Yale Law School Professor Emeritus, Robert Burt LAW ’64, a member of the school’s faculty for 39 years, died yesterday in Massachusetts. He was 76 years old.

Burt, nicknamed “Bo,” was an expert on constitutional law, the intersection between religion and law and the legal issues raised by medicine. His interest and experience in these fields are reflected in many of the courses he taught at YLS, including “Family Law,” “Medicine Ethics,” and “Regulating Love, Sex & Marriage.”

“It is a great loss to this community, to the world of legal scholarship, and to the many friends throughout the globe who loved Bo,” YLS Dean Robert Post said in a statement on the law school website. “Bo was a dear friend and a generous colleague. He was wise as well as learned.”

Burt received a BA from Princeton in 1960, an MA in Jurisprudence from Oxford in 1962 and a JD from Yale in 1964. Afterwards, Burt clerked for David Bazelon, chief judge of the United States Court of Appeals for the District of Columbia. In addition, Burt worked as a legislative assistant to U.S. Senator Joseph Tydings of Maryland.

Throughout his career, Burt wrote six books, with the most recent one published in 2012.  Further, he wrote more than 70 journal articles, pertaining to his work in both law and medicine, and over 20 periodical articles and book reviews.

YLS professor James Silk LAW ’89 said that when he was a student at YLS, he took classes on constitutional law and the death penalty with Burt. Silk said Burt was an engaging teacher who considered his students’ views very seriously.

“Bo brought his compassion and commitment to justice into every discussion in that [death penalty] class and encouraged all of us to think creatively about issues,” Silk said.

But Silk said he got to know Burt much better when Silk joined the YLS faculty 16 years ago. As a colleague, Silk said, Burt was both perceptive and gracious, and his questions at conferences and meetings were consistently memorable.


In addition to his role as an academic, Burt held more policy-focused positions at other organizations around the country. He was a member of the board of trustees of the Judge David L. Bazelon Center for Mental Health Law, where he served as chair from 1990 until 2000. Further, he was a member of the advisory boards of the Greenwall Foundation Bioethics Faculty Scholar Program from 2003 to 2012 and of the Project on Death in America of the Open Society Institute from 1993 to 2003.

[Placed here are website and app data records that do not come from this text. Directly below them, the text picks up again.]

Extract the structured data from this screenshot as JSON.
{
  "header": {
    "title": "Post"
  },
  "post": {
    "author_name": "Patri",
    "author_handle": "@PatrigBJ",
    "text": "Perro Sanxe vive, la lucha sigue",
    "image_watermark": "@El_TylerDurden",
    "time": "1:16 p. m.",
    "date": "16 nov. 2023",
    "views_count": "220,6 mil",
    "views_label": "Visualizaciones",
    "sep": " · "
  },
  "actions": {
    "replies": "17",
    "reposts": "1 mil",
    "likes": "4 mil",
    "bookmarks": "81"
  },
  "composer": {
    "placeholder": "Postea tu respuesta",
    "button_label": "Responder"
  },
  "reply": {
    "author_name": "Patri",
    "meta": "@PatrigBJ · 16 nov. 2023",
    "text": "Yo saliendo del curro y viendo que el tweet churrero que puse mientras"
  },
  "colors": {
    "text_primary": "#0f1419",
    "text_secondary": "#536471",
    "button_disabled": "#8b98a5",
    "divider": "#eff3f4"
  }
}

In 2003, Burt spearheaded an effort on behalf of 44 YLS professors to maintain federal funding while banning military recruiters from participating in career events. The rationale behind barring these recruiters was that the military’s prohibitive stance at the time toward openly gay members of the armed forces contradicted YLS’s discrimination policy. YLS Professor Owen Fiss said that of all of Burt’s accomplishments, he thinks Burt was most proud of this effort.


Fiss also said Burt was a colleague of tremendous distinction, and that he was very devoted to the school and its students.

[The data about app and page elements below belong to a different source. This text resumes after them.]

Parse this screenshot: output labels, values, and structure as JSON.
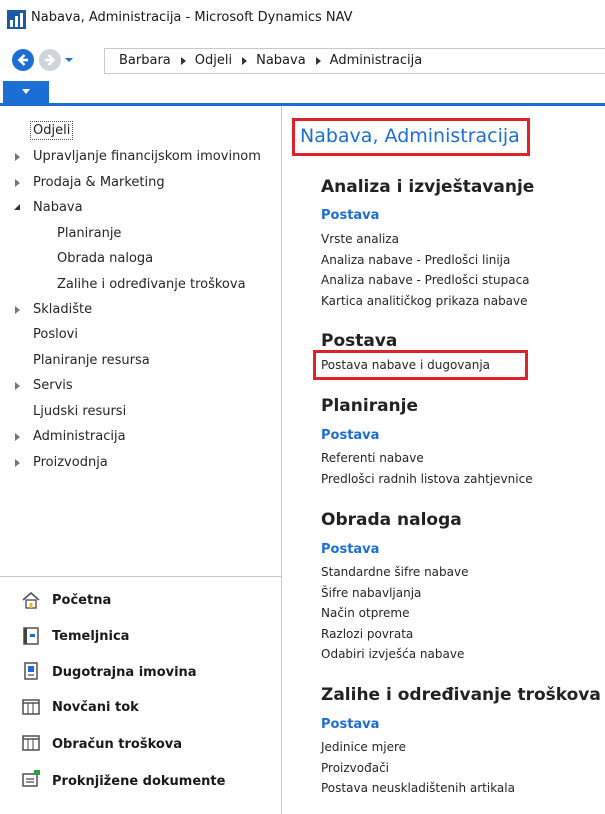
{
  "window": {
    "title": "Nabava, Administracija - Microsoft Dynamics NAV"
  },
  "breadcrumb": [
    "Barbara",
    "Odjeli",
    "Nabava",
    "Administracija"
  ],
  "navpane": {
    "tree": [
      {
        "label": "Odjeli",
        "selected": true
      },
      {
        "label": "Upravljanje financijskom imovinom",
        "expandable": true
      },
      {
        "label": "Prodaja & Marketing",
        "expandable": true
      },
      {
        "label": "Nabava",
        "expanded": true
      },
      {
        "label": "Planiranje",
        "child": true
      },
      {
        "label": "Obrada naloga",
        "child": true
      },
      {
        "label": "Zalihe i određivanje troškova",
        "child": true
      },
      {
        "label": "Skladište",
        "expandable": true
      },
      {
        "label": "Poslovi"
      },
      {
        "label": "Planiranje resursa"
      },
      {
        "label": "Servis",
        "expandable": true
      },
      {
        "label": "Ljudski resursi"
      },
      {
        "label": "Administracija",
        "expandable": true
      },
      {
        "label": "Proizvodnja",
        "expandable": true
      }
    ],
    "areas": [
      {
        "label": "Početna",
        "icon": "home-icon"
      },
      {
        "label": "Temeljnica",
        "icon": "journal-icon"
      },
      {
        "label": "Dugotrajna imovina",
        "icon": "fixed-assets-icon"
      },
      {
        "label": "Novčani tok",
        "icon": "cash-flow-icon"
      },
      {
        "label": "Obračun troškova",
        "icon": "cost-accounting-icon"
      },
      {
        "label": "Proknjižene dokumente",
        "icon": "posted-documents-icon"
      }
    ]
  },
  "content": {
    "page_title": "Nabava, Administracija",
    "sections": [
      {
        "heading": "Analiza i izvještavanje",
        "subheading": "Postava",
        "links": [
          "Vrste analiza",
          "Analiza nabave - Predlošci linija",
          "Analiza nabave - Predlošci stupaca",
          "Kartica analitičkog prikaza nabave"
        ]
      },
      {
        "heading": "Postava",
        "subheading": "",
        "links": [
          "Postava nabave i dugovanja"
        ]
      },
      {
        "heading": "Planiranje",
        "subheading": "Postava",
        "links": [
          "Referenti nabave",
          "Predlošci radnih listova zahtjevnice"
        ]
      },
      {
        "heading": "Obrada naloga",
        "subheading": "Postava",
        "links": [
          "Standardne šifre nabave",
          "Šifre nabavljanja",
          "Način otpreme",
          "Razlozi povrata",
          "Odabiri izvješća nabave"
        ]
      },
      {
        "heading": "Zalihe i određivanje troškova",
        "subheading": "Postava",
        "links": [
          "Jedinice mjere",
          "Proizvođači",
          "Postava neuskladištenih artikala"
        ]
      }
    ]
  },
  "colors": {
    "accent": "#1c6ed4",
    "highlight": "#e0202a"
  }
}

“He had close working relationships with students, he delighted in crossing disciplinary boundaries, and he endlessly worked, in the classroom and beyond, to further the humanistic values to which [YLS] is devoted.”